The world is full of inequalities which has always frustrated me, from large scale issues such as gender discrimination, down to less significant everyday issues. I have always wanted to improve the equality and the lives of others and aimed to make a difference with my actions.
I am also drawn to the multifaceted nature of law and how there are so many different aspects of it; I enjoy looking at situations from different angles and believe this is a valuable skill, particularly in the legal world.
When I became interested in studying law at university, I began reading “What about Law”, by Barnard, O’Sullivan and Virgo. Whilst reading this book I learnt about many different elements of the law, including exclusion clauses in many different types of law. I these found particularly interesting because I suddenly noticing these clauses in all aspects of my life and they made me begin to appreciate just how much of a role the law plays in underpinning a modern society.
Through studying Sociology at A Level I have been able to consider the sociological aspects of law and how the scale of legal impact ranges from whole countries and huge corporations down to individuals and their personal relationships. One situation where law has personally affected me is regarding my parents’ divorce, where I discovered first-hand how family law works and became interested in discovering how it affects different people. Although my own experience was comparatively positive, seeing other people suffer has fostered a particular interest in this area of law and a desire to see more people gain positive outcomes.

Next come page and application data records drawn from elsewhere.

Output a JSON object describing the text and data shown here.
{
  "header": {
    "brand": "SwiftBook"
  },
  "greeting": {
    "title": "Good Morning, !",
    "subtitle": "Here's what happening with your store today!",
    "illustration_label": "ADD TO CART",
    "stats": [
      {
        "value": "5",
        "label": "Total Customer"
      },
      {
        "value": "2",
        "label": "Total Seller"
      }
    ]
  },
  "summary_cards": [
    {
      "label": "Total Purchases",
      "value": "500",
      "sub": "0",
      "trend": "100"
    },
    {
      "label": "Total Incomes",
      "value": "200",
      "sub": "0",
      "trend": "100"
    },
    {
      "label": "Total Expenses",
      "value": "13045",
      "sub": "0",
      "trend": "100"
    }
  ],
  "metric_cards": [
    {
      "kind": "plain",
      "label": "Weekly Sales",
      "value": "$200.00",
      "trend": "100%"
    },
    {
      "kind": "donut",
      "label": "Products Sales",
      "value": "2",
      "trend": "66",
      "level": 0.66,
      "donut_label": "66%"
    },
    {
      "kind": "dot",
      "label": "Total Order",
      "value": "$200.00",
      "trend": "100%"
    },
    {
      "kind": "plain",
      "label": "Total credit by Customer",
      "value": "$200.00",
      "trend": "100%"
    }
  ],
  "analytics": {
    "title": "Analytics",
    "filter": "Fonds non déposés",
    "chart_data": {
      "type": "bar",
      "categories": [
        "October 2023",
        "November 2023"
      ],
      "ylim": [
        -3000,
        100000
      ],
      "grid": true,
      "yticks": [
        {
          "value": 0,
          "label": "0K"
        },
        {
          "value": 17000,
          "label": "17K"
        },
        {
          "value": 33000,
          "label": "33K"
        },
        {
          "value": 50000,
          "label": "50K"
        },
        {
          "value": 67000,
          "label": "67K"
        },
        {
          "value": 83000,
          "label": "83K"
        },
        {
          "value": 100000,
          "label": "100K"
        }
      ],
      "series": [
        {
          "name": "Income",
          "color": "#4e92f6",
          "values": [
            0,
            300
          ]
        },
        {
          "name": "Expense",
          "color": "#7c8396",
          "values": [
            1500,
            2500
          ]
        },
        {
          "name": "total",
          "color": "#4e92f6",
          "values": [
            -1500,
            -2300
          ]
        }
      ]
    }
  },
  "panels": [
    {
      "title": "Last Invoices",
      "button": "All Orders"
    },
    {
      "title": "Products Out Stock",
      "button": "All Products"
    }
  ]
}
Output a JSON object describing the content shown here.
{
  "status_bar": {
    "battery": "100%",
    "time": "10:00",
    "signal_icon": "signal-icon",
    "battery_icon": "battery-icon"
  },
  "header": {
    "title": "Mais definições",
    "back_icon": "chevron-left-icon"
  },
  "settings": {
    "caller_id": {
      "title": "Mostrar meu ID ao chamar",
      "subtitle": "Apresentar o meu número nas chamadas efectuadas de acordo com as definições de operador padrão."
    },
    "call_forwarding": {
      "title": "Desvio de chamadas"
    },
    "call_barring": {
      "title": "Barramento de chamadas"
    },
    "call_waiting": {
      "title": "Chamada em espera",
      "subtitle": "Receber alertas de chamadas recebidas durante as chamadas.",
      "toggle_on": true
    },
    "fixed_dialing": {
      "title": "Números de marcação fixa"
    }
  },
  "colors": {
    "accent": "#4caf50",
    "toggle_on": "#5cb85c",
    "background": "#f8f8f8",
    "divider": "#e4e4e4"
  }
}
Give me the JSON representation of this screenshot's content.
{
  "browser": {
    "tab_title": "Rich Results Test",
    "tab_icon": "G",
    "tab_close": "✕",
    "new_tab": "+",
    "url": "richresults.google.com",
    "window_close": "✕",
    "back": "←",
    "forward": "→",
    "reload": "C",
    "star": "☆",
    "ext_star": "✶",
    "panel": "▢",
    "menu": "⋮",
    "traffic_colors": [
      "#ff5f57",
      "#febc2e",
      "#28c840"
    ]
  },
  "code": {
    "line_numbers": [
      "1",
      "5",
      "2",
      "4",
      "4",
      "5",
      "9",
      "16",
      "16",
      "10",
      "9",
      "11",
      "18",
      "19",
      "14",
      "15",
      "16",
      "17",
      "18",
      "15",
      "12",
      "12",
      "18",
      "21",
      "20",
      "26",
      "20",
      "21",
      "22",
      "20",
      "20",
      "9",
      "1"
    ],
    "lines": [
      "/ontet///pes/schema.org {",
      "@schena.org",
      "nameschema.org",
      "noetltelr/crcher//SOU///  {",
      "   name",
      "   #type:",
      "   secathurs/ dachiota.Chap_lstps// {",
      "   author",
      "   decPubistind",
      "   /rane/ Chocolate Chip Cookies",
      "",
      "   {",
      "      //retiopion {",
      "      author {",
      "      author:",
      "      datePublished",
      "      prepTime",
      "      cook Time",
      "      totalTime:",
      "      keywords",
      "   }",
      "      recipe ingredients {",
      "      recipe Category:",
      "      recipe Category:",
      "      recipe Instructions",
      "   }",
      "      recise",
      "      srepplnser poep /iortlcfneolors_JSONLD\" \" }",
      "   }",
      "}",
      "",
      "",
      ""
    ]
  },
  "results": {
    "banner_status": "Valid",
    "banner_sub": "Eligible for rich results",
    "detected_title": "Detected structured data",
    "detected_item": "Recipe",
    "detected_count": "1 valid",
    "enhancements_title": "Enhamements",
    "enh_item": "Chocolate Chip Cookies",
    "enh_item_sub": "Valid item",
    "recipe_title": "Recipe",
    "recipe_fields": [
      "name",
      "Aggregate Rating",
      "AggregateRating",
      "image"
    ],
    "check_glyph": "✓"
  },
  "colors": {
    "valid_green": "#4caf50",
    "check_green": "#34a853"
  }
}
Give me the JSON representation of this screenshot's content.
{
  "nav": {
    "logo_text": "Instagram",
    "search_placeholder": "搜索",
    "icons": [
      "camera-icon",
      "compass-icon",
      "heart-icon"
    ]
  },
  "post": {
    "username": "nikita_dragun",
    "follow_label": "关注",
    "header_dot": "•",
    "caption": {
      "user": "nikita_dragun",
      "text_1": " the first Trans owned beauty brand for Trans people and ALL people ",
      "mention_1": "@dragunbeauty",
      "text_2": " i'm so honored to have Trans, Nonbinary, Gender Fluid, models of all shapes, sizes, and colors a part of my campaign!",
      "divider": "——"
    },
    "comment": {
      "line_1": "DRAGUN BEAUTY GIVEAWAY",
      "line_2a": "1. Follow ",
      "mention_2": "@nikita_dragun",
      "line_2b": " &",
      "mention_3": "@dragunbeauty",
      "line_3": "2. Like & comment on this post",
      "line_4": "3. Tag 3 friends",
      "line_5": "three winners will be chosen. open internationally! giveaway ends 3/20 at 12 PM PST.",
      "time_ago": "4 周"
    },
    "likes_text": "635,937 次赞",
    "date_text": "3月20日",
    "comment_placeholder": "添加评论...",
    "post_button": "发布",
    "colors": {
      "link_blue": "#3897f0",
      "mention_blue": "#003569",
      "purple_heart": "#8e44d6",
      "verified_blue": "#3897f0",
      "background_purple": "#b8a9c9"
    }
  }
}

In order to further educate myself in legal matters I have read a variety of law books which have helped give me different perspectives on the profession. One of the most significant for me was ‘In Your Defence’ by Sarah Langford, as it highlighted the personal effects the legal system has on different people and the individuality of each case, as everyone is affected by the law differently,...